When the string "title" occurs in a line of the listing below, return that line.

** Extracted records follows **

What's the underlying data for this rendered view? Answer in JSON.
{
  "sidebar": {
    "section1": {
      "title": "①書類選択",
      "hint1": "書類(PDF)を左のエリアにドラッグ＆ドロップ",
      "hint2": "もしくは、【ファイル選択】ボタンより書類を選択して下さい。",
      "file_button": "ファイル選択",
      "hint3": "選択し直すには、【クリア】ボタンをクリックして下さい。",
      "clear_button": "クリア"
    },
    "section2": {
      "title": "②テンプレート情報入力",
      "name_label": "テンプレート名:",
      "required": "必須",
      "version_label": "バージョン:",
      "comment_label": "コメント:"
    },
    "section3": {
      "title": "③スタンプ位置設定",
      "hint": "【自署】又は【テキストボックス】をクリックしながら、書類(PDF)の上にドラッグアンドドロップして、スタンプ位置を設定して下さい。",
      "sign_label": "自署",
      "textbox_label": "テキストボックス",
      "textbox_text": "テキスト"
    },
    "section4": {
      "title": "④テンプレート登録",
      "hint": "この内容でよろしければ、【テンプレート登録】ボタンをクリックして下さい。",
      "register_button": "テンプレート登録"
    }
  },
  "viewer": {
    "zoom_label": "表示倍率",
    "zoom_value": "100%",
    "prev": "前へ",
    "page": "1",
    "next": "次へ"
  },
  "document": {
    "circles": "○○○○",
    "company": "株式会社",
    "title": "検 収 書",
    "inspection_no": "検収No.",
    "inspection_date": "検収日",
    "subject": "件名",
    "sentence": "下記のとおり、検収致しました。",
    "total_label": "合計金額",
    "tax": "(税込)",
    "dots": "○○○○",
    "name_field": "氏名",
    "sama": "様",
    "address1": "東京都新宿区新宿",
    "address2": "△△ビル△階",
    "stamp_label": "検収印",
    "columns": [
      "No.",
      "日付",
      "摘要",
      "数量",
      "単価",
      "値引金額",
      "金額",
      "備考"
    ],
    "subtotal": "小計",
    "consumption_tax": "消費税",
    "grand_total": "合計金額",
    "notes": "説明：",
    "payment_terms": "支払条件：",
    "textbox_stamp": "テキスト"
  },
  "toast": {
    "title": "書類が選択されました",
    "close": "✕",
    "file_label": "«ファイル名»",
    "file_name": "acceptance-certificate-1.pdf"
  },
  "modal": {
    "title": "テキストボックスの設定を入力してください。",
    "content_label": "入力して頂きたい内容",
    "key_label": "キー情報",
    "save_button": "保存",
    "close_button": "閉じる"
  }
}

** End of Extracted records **

Written response -
      "title": "①書類選択",
      "title": "②テンプレート情報入力",
      "title": "③スタンプ位置設定",
      "title": "④テンプレート登録",
    "title": "検 収 書",
    "title": "書類が選択されました",
    "title": "テキストボックスの設定を入力してください。",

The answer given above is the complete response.